Go through the listing below. Copy each line that has the string "content".

○ ○ ○ ○ ○ ○ ○

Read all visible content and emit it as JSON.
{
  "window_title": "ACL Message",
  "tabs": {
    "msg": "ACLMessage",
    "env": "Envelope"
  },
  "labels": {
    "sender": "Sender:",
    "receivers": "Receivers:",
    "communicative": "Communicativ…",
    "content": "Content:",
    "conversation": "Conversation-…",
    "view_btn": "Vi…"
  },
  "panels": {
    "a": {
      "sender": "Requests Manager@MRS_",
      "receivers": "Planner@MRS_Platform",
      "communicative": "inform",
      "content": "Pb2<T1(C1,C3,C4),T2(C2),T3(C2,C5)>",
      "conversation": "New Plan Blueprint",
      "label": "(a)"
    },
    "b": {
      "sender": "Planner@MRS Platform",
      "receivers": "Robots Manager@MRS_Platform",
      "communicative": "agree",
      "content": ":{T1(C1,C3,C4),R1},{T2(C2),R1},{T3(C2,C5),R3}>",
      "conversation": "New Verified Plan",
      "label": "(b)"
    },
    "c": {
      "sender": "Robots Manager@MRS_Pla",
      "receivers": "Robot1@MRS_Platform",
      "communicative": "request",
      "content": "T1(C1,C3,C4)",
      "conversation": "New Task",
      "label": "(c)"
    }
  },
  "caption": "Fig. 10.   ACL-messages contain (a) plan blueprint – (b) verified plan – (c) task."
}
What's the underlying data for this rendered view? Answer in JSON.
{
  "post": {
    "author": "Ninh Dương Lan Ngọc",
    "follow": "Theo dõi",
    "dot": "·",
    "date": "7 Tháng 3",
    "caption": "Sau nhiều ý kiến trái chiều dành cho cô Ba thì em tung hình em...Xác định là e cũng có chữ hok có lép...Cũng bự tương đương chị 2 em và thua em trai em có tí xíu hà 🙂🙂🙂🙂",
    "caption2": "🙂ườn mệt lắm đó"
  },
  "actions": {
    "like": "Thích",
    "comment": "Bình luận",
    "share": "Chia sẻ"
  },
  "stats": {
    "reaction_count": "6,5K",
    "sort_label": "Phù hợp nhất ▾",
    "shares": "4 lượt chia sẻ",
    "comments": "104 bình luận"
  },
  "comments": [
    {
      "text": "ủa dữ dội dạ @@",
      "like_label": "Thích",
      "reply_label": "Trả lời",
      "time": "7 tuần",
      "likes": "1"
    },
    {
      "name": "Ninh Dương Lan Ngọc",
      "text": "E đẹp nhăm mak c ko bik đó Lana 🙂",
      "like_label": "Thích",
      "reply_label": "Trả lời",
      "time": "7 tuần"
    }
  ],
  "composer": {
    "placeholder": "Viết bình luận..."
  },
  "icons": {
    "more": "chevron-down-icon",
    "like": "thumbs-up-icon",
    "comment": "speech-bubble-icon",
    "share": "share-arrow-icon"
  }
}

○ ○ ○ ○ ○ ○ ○

* YOUR RESPONSE *
Read all visible content and emit it as JSON.
    "content": "Content:",
      "content": "Pb2<T1(C1,C3,C4),T2(C2),T3(C2,C5)>",
      "content": ":{T1(C1,C3,C4),R1},{T2(C2),R1},{T3(C2,C5),R3}>",
      "content": "T1(C1,C3,C4)",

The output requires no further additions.